How to Be a Badass at the Gym
Fierce women are dominating our fitspo boards. Between Ronda Rousey, Serena Williams, CrossFitters, and badass bootcampers, fitness has taken a turn for the strong—and we’re all about it. In fact, following suit—and learning exactly how to be a badass—is at the top of our fitness goals.
But what is a badass? Jen Sincero, author of You Are a Badass: How to Stop Doubting Your Greatness and Start Living an Awesome Life (awesome book title, we know!), says: “When you’re a true badass, you really live your life like it’s the only one you’ve got,” she says. “You’re not only in better shape, you’re doing what you want for a living, you’re having more fun, and you’re more inspired and energized.” Hence why Rousey has coined the term, which she says is the antithesis of her life motto, of being a “do nothing bitch.” (In fact, Ronda Rousey Defends Her UFC Title—and Badass Status.)

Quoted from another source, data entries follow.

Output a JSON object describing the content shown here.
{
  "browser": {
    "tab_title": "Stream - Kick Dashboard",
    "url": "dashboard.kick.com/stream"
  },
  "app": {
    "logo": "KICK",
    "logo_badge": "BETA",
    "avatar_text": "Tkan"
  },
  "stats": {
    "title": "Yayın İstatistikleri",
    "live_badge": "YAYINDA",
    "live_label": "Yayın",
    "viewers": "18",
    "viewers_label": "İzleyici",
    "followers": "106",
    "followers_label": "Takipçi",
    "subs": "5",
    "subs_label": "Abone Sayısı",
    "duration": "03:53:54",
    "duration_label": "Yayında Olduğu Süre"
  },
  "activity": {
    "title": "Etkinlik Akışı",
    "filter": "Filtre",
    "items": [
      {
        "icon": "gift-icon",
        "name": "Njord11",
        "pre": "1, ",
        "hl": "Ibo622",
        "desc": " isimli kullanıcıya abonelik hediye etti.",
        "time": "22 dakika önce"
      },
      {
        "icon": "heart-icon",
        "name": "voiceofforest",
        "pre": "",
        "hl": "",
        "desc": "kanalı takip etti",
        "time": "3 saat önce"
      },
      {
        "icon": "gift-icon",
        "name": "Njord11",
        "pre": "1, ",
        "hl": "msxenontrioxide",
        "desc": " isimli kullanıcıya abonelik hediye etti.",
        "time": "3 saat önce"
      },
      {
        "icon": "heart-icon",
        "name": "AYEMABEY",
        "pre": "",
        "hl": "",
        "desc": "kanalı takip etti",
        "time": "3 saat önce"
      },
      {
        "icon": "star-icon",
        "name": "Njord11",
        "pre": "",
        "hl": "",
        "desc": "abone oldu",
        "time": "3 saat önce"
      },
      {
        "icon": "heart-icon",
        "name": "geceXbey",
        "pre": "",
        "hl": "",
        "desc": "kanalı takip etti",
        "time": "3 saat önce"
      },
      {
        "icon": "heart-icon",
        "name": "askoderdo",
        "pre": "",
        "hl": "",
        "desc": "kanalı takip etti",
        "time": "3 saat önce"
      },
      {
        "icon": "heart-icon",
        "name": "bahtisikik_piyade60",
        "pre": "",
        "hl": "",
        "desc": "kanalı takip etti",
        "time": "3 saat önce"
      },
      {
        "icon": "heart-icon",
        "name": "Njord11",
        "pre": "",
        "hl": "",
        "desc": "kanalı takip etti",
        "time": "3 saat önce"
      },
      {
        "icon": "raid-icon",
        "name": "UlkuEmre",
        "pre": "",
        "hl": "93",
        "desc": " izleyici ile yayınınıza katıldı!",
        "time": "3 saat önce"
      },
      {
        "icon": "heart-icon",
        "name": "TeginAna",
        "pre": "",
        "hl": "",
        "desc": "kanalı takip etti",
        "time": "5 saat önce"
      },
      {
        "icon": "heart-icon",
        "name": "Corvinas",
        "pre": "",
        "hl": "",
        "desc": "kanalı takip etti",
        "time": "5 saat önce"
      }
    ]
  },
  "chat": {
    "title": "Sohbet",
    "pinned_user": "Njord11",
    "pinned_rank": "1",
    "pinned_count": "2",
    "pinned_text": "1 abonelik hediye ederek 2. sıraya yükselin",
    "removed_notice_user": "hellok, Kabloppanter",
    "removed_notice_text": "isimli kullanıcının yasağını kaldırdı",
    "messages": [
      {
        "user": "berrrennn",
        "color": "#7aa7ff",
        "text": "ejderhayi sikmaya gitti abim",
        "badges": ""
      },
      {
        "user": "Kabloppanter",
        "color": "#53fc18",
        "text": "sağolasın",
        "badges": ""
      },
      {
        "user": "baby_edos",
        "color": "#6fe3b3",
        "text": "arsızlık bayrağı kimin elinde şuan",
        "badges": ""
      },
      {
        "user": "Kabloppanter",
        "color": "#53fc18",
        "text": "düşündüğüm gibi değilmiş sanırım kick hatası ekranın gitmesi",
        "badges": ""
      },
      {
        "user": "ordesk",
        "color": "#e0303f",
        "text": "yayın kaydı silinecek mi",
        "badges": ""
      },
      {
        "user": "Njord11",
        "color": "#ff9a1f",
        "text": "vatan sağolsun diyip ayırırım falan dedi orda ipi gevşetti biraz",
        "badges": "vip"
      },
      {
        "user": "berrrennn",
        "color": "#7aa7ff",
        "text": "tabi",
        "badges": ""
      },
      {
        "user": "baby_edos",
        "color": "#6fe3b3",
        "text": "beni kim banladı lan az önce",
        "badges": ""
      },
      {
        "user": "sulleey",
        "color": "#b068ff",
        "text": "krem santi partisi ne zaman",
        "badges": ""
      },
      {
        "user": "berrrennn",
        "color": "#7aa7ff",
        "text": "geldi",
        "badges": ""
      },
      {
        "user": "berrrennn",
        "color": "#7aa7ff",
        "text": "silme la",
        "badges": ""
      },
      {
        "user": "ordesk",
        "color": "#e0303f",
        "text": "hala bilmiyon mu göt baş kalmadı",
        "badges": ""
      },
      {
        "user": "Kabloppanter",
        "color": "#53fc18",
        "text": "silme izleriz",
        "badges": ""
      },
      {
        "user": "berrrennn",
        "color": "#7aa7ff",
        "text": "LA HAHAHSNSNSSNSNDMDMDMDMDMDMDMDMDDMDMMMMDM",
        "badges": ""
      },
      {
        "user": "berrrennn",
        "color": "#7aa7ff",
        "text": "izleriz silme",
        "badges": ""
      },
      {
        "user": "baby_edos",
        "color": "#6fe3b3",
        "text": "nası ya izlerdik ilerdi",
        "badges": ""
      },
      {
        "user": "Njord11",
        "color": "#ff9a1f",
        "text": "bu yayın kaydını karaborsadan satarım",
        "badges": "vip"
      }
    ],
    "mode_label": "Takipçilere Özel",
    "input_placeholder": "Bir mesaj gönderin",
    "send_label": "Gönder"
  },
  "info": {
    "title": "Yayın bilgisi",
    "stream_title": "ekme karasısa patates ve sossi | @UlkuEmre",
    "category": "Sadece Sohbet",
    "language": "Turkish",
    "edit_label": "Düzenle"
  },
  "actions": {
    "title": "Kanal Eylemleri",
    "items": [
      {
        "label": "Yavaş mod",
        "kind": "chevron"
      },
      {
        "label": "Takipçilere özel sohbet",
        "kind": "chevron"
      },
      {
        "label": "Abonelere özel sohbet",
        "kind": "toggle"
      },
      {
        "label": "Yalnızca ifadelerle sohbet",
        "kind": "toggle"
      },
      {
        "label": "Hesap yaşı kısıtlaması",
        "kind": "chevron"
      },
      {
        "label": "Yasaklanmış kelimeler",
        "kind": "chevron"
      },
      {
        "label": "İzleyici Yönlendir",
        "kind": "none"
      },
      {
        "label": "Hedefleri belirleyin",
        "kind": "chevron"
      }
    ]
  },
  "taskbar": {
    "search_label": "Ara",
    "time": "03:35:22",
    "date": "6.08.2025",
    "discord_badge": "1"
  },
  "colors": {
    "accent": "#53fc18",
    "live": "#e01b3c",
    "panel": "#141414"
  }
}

And the benefits are real. For one, when you’re doing what you want and having more fun, you’re likely happier. And researchers at the Harvard School of Public Health suggest happiness has huge effects on health—especially when it comes to the heart. In one study, they found that emotional vitality (defined as a sense of enthusiasm, hopefulness, and engagement in life) reduces the risk of coronary heart disease. This happiness effect even overrode the negative effects of smoking and lack of exercise, they say.
Even more: According to a study conducted at the University of Germany, people who adopt a badass mindset are tougher than the rest of us. In the research, endurance athletes—who train themselves to power through pain with an “I can do it” mindset—had a higher pain threshold and better staying power than the average Joes (or Janes!). Why? Your brain tells you to quit before your body does, so with mental strength comes a better ability to max out your body’s capacity and endurance. (Learn more on How Suffering Fosters Post-Traumatic Growth (Which Is a Good Thing).)

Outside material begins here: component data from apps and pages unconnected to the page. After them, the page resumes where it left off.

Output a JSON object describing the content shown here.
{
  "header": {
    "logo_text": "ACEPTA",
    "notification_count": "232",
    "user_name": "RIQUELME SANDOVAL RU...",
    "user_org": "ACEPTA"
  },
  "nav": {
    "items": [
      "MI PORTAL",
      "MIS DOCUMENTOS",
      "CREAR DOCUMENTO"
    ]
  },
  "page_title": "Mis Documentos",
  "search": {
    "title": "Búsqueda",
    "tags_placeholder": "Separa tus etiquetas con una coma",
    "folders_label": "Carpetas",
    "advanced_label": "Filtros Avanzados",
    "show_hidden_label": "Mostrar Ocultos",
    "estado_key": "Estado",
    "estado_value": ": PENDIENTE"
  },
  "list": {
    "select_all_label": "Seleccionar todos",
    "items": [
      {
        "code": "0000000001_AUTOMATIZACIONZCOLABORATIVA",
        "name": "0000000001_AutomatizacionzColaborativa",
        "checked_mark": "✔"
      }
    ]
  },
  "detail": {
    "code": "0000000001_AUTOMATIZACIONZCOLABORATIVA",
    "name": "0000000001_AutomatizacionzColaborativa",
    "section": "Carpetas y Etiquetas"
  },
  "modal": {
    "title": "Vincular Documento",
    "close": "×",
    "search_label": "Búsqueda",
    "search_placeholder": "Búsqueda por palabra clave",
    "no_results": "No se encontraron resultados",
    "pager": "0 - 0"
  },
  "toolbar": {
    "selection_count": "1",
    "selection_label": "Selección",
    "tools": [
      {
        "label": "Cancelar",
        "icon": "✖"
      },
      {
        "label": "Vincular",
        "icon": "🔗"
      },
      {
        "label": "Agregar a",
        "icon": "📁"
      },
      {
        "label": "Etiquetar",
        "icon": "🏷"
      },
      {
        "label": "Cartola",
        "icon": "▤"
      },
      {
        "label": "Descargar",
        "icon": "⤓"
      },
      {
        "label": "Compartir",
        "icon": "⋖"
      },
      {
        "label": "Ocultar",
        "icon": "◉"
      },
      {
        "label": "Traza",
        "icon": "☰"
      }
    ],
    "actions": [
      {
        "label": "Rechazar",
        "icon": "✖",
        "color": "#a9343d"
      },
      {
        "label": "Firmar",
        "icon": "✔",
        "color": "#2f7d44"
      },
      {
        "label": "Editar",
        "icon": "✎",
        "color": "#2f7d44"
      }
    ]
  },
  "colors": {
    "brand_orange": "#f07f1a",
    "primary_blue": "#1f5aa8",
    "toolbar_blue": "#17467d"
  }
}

Okay, so, we want in. How’s it done? Here are four ways to get there.
Success starts with confidence, right? “One of the biggest predictors of performance is self-efficacy, which is the belief that you can complete a task,” says Jonathan Fader, Ph.D., a sports psychologist in New York City. According to Fader, it’s all about that mind-body connection. “If I have the expectation and the sense that I can do something, I’m more likely to be able to do it,” he says. (We have the Therapist-Approved Tricks for Perpetual Positivity to get you started.)
Stop Giving a Damn
Another trademark of a badass: an “I don’t give a damn” attitude. Do you think Serena pays attention to the haters? In a study of 600 people from the University of Ohio, researchers found those who based their sense of self-worth on what others thought about them actually had lower health scores. As for those who did their thing and didn’t care what their peers thought? They were less likely to experience drug abuse and eating disorders and reported overall lower levels of stress. To adopt this way of thinking, Fader says it’s about focusing on the things you can control and forgetting the things you can’t. You can’t do anything about the outcome of a race, but you can focus on your form and breathing when you run.
Take Some Risks, Why Don’t Ya?
“A badass athlete is just someone who went for it on a massive level,” Sincero says. “Pick your heroes and then follow suit.” Fader stresses the advantage of following the sports psychology principle of setting S.M.A.R.T. goals: specific, measurable, attainable, realistic, and time-oriented. Taking a totally unrealistic risk (like trying to run a marathon when you’ve never run more than a 5K) can be demoralizing if you fail. But taking risks and being successful can help your brain fine tune what’s motivating you to reach your fitness goals in the first place. (Need some badass inspo? These Strong Women Are Changing the Face of Girl Power As We Know It.)
Try Something New
Sincero challenges all of us wannabe badasses to go out and try that kickboxing or acro yoga class we’ve been talking about forever. “Everybody’s got something they’ve always wanted to do,” she says. “So make a point to actually go do it.” Like, today people. And adding novelty to your training plan will actually increase your fitness gains. According to a study published earlier this year in the Journal of Strength Conditioning and Research, periodization, or switching up your workout routine, improves muscular strength. BRB, checking out some Free Fitness Classes You Can Take On Periscope.